We arrived at Chaborté on the fifteenth day of the eighth moon, the anniversary of great rejoicings among the Chinese.  This festival, known as. . . Read More

Community Reviews

An interesting journal of the trip of two French missionaries and their native companion, plus camels, horse, and mule. Alas, this is only volume 1, and I do not possess the others.

A bit dry, but very detailed comparison between religion and nationalities.
Surprised to see Ki-Chan 琦善 (The Qing official handling the 1st Opium War) appearing in this book, and his disagreeing on the Chinese way in handling international affairs. Don't think Huc was bluffing.

A fascinating story about an amazing journey, written by French missionary who had a relatively open mind and a deep interest in the people he met on his journey through Manchuria, Mongolia, Sichuan and Tibet.

Minutely detailed record of two French priests’ travels across Tibet, Mongolia and China in the mid nineteenth century. Very informative concerning cultural and geographical differences in the region. Quite an adventure!

Am deeply fond of this book. Huc and Gabet were French priests out to convert Mongols. Don't be put off: they have the attitude of explorers, they write a fantastic, lively travel book and they fail to make conversions.
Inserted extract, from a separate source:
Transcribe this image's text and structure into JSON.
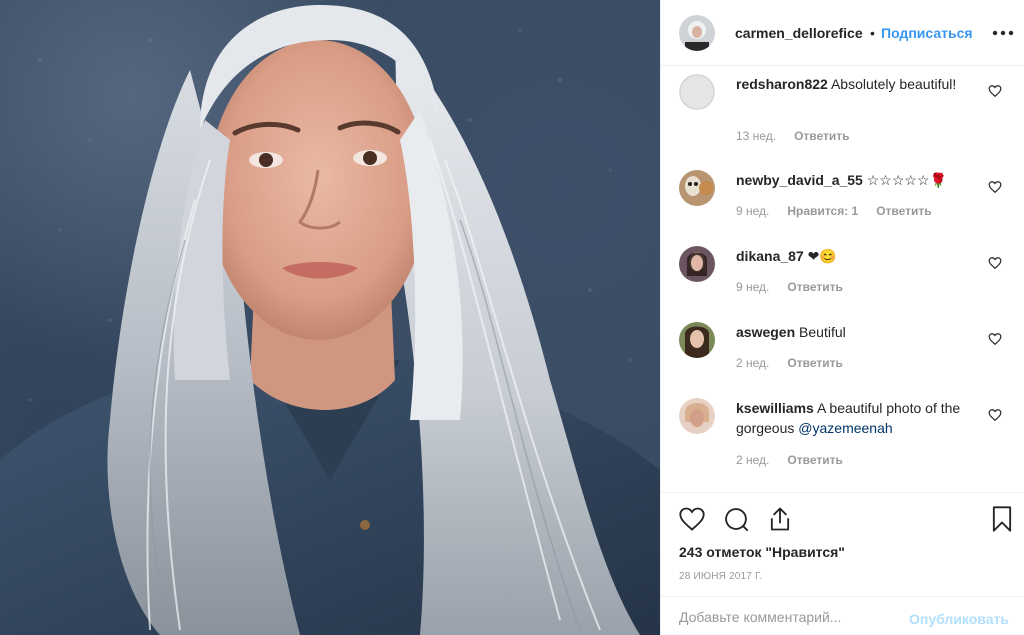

Unlike other old travels they aren't rude about the Mongols or their way of life